• _Task instructions_:
All of the data must be output exactly, with every picture left out.

[Opening Data for this exercise section]

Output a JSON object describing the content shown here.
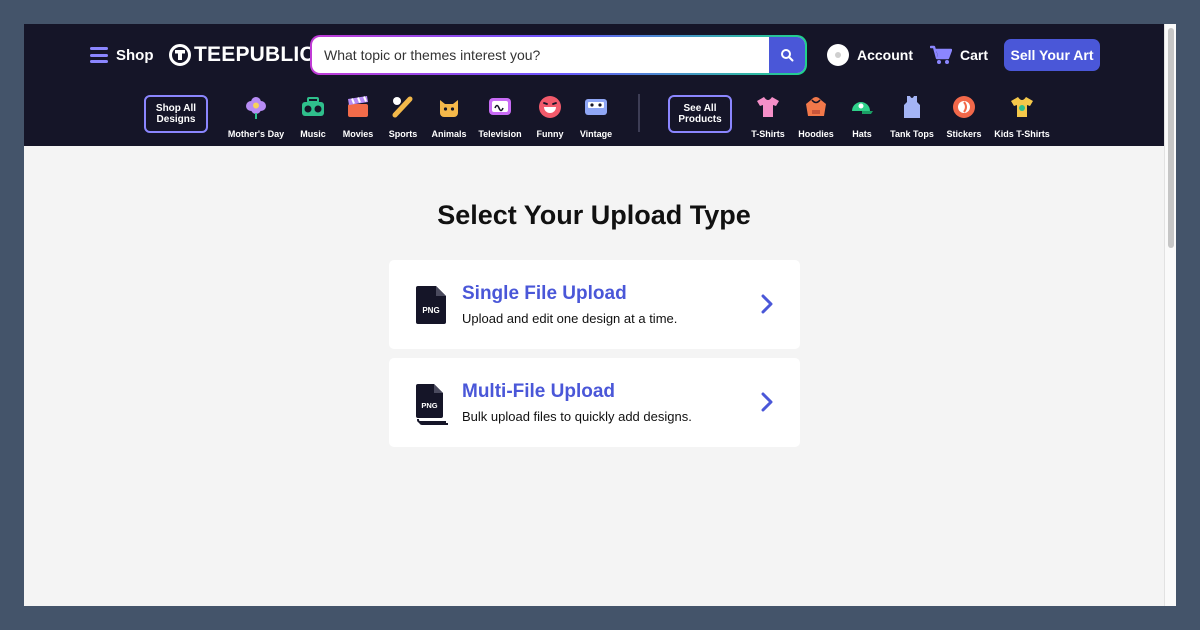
{
  "header": {
    "shop_label": "Shop",
    "logo_text": "TEEPUBLIC",
    "search_placeholder": "What topic or themes interest you?",
    "account_label": "Account",
    "cart_label": "Cart",
    "sell_label": "Sell Your Art"
  },
  "nav": {
    "shop_all": [
      "Shop All",
      "Designs"
    ],
    "topics": [
      {
        "label": "Mother's Day",
        "icon": "flower-icon",
        "color": "#b78cf5"
      },
      {
        "label": "Music",
        "icon": "boombox-icon",
        "color": "#2fbf8c"
      },
      {
        "label": "Movies",
        "icon": "clapperboard-icon",
        "color": "#f26b4a"
      },
      {
        "label": "Sports",
        "icon": "baseball-bat-icon",
        "color": "#f2b84a"
      },
      {
        "label": "Animals",
        "icon": "cat-icon",
        "color": "#f5b84a"
      },
      {
        "label": "Television",
        "icon": "tv-icon",
        "color": "#c86bf5"
      },
      {
        "label": "Funny",
        "icon": "laughing-face-icon",
        "color": "#f25a6b"
      },
      {
        "label": "Vintage",
        "icon": "cassette-icon",
        "color": "#8fa6f5"
      }
    ],
    "see_all": [
      "See All",
      "Products"
    ],
    "products": [
      {
        "label": "T-Shirts",
        "icon": "tshirt-icon",
        "color": "#f58fc8"
      },
      {
        "label": "Hoodies",
        "icon": "hoodie-icon",
        "color": "#f2784a"
      },
      {
        "label": "Hats",
        "icon": "cap-icon",
        "color": "#2fd18a"
      },
      {
        "label": "Tank Tops",
        "icon": "tank-top-icon",
        "color": "#a4b4f5"
      },
      {
        "label": "Stickers",
        "icon": "sticker-icon",
        "color": "#f2684a"
      },
      {
        "label": "Kids T-Shirts",
        "icon": "kids-tshirt-icon",
        "color": "#f5c84a"
      }
    ]
  },
  "main": {
    "title": "Select Your Upload Type",
    "options": [
      {
        "title": "Single File Upload",
        "description": "Upload and edit one design at a time.",
        "icon": "png-file-icon",
        "badge": "PNG"
      },
      {
        "title": "Multi-File Upload",
        "description": "Bulk upload files to quickly add designs.",
        "icon": "png-files-stack-icon",
        "badge": "PNG"
      }
    ]
  },
  "colors": {
    "header_bg": "#151528",
    "accent": "#4a57d8",
    "nav_outline": "#8b86ff",
    "page_bg": "#f4f4f4"
  }
}
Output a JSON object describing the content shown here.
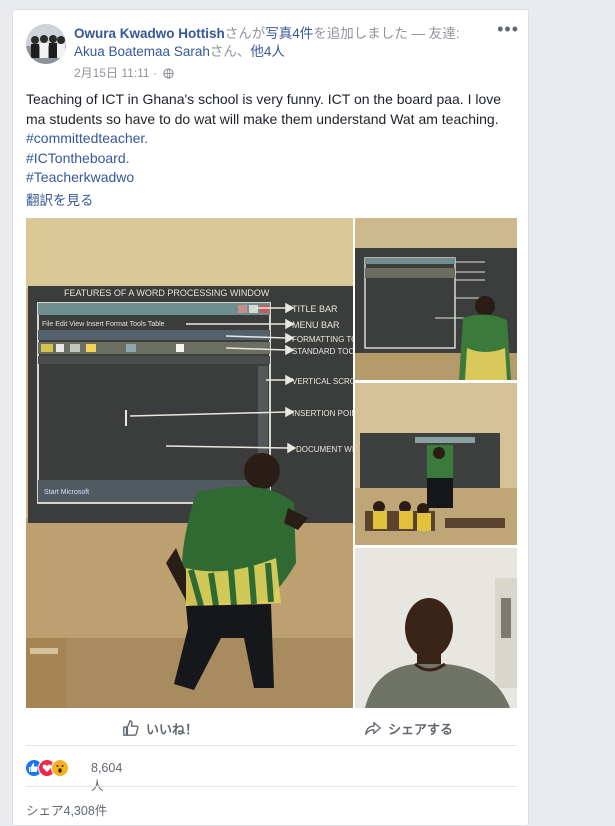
{
  "post": {
    "author": "Owura Kwadwo Hottish",
    "header_mid": "さんが",
    "photos_link": "写真4件",
    "header_end": "を追加しました — 友達:",
    "friend": "Akua Boatemaa Sarah",
    "friend_suffix": "さん、",
    "others": "他4人",
    "date": "2月15日 11:11 ·",
    "more": "•••",
    "text_line1": "Teaching of ICT in Ghana's school is very funny. ICT on the board paa. I love ma students so have to do wat will make them understand Wat am teaching.",
    "tags": [
      "#committedteacher.",
      "#ICTontheboard.",
      "#Teacherkwadwo"
    ],
    "translate": "翻訳を見る"
  },
  "chalkboard": {
    "title": "FEATURES OF A WORD PROCESSING WINDOW",
    "menu_line": "File Edit View Insert Format Tools Table",
    "labels": [
      "TITLE BAR",
      "MENU BAR",
      "FORMATTING TOOL",
      "STANDARD TOOLS",
      "VERTICAL SCROLL BAR",
      "INSERTION POINT",
      "DOCUMENT WINDOW"
    ]
  },
  "actions": {
    "like": "いいね！",
    "share": "シェアする"
  },
  "stats": {
    "reactions": "8,604人",
    "shares": "シェア4,308件"
  },
  "colors": {
    "link": "#365899",
    "like_blue": "#1877f2",
    "love_red": "#f0284a",
    "wow_yellow": "#f7b125"
  }
}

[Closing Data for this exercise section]

• _Reply_:
Output a JSON object describing the content shown here.
{
  "header": {
    "shop_label": "Shop",
    "logo_text": "TEEPUBLIC",
    "search_placeholder": "What topic or themes interest you?",
    "account_label": "Account",
    "cart_label": "Cart",
    "sell_label": "Sell Your Art"
  },
  "nav": {
    "shop_all": [
      "Shop All",
      "Designs"
    ],
    "topics": [
      {
        "label": "Mother's Day",
        "icon": "flower-icon",
        "color": "#b78cf5"
      },
      {
        "label": "Music",
        "icon": "boombox-icon",
        "color": "#2fbf8c"
      },
      {
        "label": "Movies",
        "icon": "clapperboard-icon",
        "color": "#f26b4a"
      },
      {
        "label": "Sports",
        "icon": "baseball-bat-icon",
        "color": "#f2b84a"
      },
      {
        "label": "Animals",
        "icon": "cat-icon",
        "color": "#f5b84a"
      },
      {
        "label": "Television",
        "icon": "tv-icon",
        "color": "#c86bf5"
      },
      {
        "label": "Funny",
        "icon": "laughing-face-icon",
        "color": "#f25a6b"
      },
      {
        "label": "Vintage",
        "icon": "cassette-icon",
        "color": "#8fa6f5"
      }
    ],
    "see_all": [
      "See All",
      "Products"
    ],
    "products": [
      {
        "label": "T-Shirts",
        "icon": "tshirt-icon",
        "color": "#f58fc8"
      },
      {
        "label": "Hoodies",
        "icon": "hoodie-icon",
        "color": "#f2784a"
      },
      {
        "label": "Hats",
        "icon": "cap-icon",
        "color": "#2fd18a"
      },
      {
        "label": "Tank Tops",
        "icon": "tank-top-icon",
        "color": "#a4b4f5"
      },
      {
        "label": "Stickers",
        "icon": "sticker-icon",
        "color": "#f2684a"
      },
      {
        "label": "Kids T-Shirts",
        "icon": "kids-tshirt-icon",
        "color": "#f5c84a"
      }
    ]
  },
  "main": {
    "title": "Select Your Upload Type",
    "options": [
      {
        "title": "Single File Upload",
        "description": "Upload and edit one design at a time.",
        "icon": "png-file-icon",
        "badge": "PNG"
      },
      {
        "title": "Multi-File Upload",
        "description": "Bulk upload files to quickly add designs.",
        "icon": "png-files-stack-icon",
        "badge": "PNG"
      }
    ]
  },
  "colors": {
    "header_bg": "#151528",
    "accent": "#4a57d8",
    "nav_outline": "#8b86ff",
    "page_bg": "#f4f4f4"
  }
}
Output a JSON object describing the content shown here.
{
  "post": {
    "author": "Owura Kwadwo Hottish",
    "header_mid": "さんが",
    "photos_link": "写真4件",
    "header_end": "を追加しました — 友達:",
    "friend": "Akua Boatemaa Sarah",
    "friend_suffix": "さん、",
    "others": "他4人",
    "date": "2月15日 11:11 ·",
    "more": "•••",
    "text_line1": "Teaching of ICT in Ghana's school is very funny. ICT on the board paa. I love ma students so have to do wat will make them understand Wat am teaching.",
    "tags": [
      "#committedteacher.",
      "#ICTontheboard.",
      "#Teacherkwadwo"
    ],
    "translate": "翻訳を見る"
  },
  "chalkboard": {
    "title": "FEATURES OF A WORD PROCESSING WINDOW",
    "menu_line": "File Edit View Insert Format Tools Table",
    "labels": [
      "TITLE BAR",
      "MENU BAR",
      "FORMATTING TOOL",
      "STANDARD TOOLS",
      "VERTICAL SCROLL BAR",
      "INSERTION POINT",
      "DOCUMENT WINDOW"
    ]
  },
  "actions": {
    "like": "いいね！",
    "share": "シェアする"
  },
  "stats": {
    "reactions": "8,604人",
    "shares": "シェア4,308件"
  },
  "colors": {
    "link": "#365899",
    "like_blue": "#1877f2",
    "love_red": "#f0284a",
    "wow_yellow": "#f7b125"
  }
}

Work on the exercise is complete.